Part of understanding what it’s like to be a Muslim woman in America, is just to ask them. So this is the first of hopefully many interviews with Muslim women.
These questions were answered by a young Muslim woman who attends university here in Peoria.
Were you born in the States and where is your family from?
Yes, in North Carolina. Both my parents are from Palestine. My dad is from a small town outside Ramallah and my mom is from Hebron.
Why do you wear (or choose not to wear) hijab?
I decided to wear hijab when I was nine. Part of the reason my family moved from North Carolina to Peoria was because we wanted to be closer to Muslims and our religion. So when I learned why women in Islam wear the hijab it was something that I found made so much sense, even if I was so young. So I wore it because the one thing I value the most is modesty.
What does your Islamic faith mean to you?
To me it means growing up with a certain set of morals and values. This comes from not only being raised as a Muslim, but also just the way my parents raised me. My faith is something very dear to me that makes me feel complete (as cheesy as that sounds). Just being a down to earth person and living everyday to my utmost potential, I feel like Islam has taught me that from learning by what the Prophet PBUH use to do and just reading the Quran.
What is the most important thing in all of life? Why?
The most important thing in life, I feel, is just being true to yourself. Growing up as a Muslim in America I have been peer pressured in my life to do things that I know as a Muslim I shouldn’t, and I never minded to say no. I know being true to myself shows who my real friends are. I have always tried to please other people and put everyone before myself, which I continue to do at times, but at the end of the day I know who I am and what I value in life…I will always put first no matter what, God, my faith and my family.
What has your experience as a Muslim woman in America been like?
To say it has been a breeze would be a lie. I never accepted who I was until I moved to Peoria and got closer to my religion. One reason we moved from North Carolina was because my siblings and I were verbally harassed at school when 9/11 happened. I saw my siblings have to get escorted out of school because of the threats they were receiving. It just showed all of us that nothing in life is easy and just builds character. In the sixth grade I did have someone intentionally take my headscarf off my head during lunch, and I simply got up put it back on and walked out of the cafeteria. My parents were worried how that would affect me, however I believe it just built confidence in me and that I wouldn’t be as outspoken and outgoing as I am now if it weren’t for that incident.
Share your thoughts on ISIS, terrorism, and war.
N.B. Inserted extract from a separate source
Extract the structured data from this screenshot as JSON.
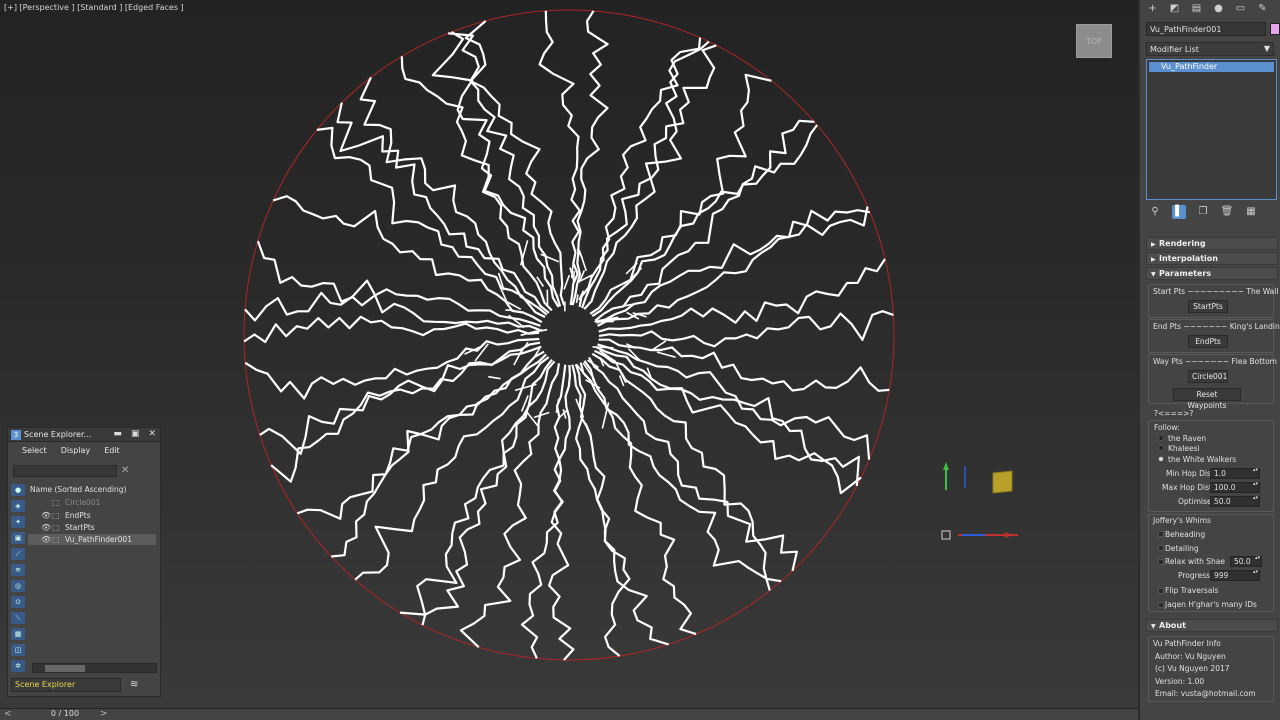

Like everyone, it breaks my heart listening to the news and hearing things going on overseas and what is happening. When people always ask me I tell them there are good and bad in all types of people, and hopefully one day all this will cease because I love going overseas. It’s absolutely breathtaking and always feels like home so I don’t want that taken away from me, because slowly it seems to be.
What are your hopes for your children?
Seeing how my parents moved to America for their kids to have a successful education is all that I want for my future children. We have been given many blessings in this life, thankfully. Some of them are because my parents decided to come to America, but they always taught us to be humble so that’s what I would hope for my children. To just do right not only in this world, but right to themselves and everyone else around them, and everything else will fall into place.
If you could say anything to American Christians, what would you say?
Just not to be afraid to ask questions, whether it’s stopping a Muslim in the middle of Walmart or sending them a message on Facebook. I’ve had countless encounters where after finishing talking to someone, they always tell me they never knew how outgoing and expressive Muslims are.
I hope you truly hear here story, and take her advice 🙂
Let us continue to strive in loving neighbors, strangers, and enemies.
Grace & Peace.